EXTRACTED MATERIAL:

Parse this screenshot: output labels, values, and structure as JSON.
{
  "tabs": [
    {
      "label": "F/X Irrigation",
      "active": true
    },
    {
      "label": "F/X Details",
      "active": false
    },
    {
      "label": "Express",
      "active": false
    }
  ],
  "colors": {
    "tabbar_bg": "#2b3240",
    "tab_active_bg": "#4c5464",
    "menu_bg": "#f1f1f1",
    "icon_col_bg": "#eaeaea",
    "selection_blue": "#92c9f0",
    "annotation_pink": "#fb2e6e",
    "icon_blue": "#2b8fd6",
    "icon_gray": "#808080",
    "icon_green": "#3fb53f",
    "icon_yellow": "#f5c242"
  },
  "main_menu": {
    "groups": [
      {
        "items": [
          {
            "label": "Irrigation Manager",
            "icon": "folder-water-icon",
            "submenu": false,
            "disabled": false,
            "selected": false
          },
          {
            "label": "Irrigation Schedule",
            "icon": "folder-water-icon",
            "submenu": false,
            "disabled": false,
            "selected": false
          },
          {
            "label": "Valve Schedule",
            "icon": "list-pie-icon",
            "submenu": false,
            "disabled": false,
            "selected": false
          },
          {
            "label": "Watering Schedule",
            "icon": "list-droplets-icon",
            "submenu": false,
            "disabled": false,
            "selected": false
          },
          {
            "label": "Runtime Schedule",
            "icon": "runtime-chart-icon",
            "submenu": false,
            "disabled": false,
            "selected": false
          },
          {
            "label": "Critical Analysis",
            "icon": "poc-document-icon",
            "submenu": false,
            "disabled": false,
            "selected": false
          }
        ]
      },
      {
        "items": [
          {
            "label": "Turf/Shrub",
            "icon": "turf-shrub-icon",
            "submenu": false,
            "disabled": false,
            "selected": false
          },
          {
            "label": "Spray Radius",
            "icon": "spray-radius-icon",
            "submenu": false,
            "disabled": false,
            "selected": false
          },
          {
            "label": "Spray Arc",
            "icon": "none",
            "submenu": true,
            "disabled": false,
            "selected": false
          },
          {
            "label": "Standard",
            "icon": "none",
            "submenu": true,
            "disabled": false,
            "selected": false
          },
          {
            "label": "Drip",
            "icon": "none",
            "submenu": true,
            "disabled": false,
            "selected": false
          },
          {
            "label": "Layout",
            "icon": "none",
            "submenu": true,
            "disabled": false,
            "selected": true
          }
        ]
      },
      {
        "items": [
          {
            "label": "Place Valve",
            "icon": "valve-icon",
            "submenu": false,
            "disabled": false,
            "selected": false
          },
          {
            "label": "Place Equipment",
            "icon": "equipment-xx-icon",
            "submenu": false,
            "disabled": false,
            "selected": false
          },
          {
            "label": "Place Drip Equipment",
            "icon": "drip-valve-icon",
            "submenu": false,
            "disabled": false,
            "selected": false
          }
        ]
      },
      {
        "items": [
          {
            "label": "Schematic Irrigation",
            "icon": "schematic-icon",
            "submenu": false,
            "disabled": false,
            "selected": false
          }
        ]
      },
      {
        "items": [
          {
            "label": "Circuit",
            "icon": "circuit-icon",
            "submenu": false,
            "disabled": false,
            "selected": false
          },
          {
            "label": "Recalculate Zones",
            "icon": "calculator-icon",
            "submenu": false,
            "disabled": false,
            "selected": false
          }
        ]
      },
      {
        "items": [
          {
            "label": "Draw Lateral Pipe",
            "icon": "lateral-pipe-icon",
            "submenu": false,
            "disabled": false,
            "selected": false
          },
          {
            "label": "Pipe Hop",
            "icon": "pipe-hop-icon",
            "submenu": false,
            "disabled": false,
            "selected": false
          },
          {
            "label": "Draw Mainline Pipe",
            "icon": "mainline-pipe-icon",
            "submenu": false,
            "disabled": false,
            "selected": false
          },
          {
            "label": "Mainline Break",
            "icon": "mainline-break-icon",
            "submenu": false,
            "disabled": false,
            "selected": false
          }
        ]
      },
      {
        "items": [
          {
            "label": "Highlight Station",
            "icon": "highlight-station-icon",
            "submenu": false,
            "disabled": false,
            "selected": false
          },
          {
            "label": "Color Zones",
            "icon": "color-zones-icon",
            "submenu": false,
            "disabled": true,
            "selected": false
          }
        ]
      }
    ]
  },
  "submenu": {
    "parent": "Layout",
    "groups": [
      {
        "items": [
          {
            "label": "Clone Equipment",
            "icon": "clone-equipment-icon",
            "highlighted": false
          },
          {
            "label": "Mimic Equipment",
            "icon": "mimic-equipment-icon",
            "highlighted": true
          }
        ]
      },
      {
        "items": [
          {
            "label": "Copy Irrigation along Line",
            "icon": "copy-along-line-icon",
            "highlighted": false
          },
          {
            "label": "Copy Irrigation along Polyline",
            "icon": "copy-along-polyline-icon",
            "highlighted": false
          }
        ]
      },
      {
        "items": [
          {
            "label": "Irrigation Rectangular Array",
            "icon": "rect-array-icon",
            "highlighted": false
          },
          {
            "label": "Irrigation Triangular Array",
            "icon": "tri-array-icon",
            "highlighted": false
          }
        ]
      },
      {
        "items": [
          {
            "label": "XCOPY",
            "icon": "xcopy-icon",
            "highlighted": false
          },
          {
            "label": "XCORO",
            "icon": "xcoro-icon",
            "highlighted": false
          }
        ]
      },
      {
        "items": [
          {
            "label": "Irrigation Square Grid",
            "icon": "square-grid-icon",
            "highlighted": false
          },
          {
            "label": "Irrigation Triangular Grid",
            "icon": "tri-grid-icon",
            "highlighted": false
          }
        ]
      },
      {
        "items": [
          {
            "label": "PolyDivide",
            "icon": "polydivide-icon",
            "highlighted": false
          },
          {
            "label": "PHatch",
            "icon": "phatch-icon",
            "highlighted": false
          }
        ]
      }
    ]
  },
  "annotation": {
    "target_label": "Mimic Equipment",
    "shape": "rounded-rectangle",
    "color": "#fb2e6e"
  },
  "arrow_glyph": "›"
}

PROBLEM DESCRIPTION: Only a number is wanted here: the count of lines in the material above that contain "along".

YOUR SOLUTION: 4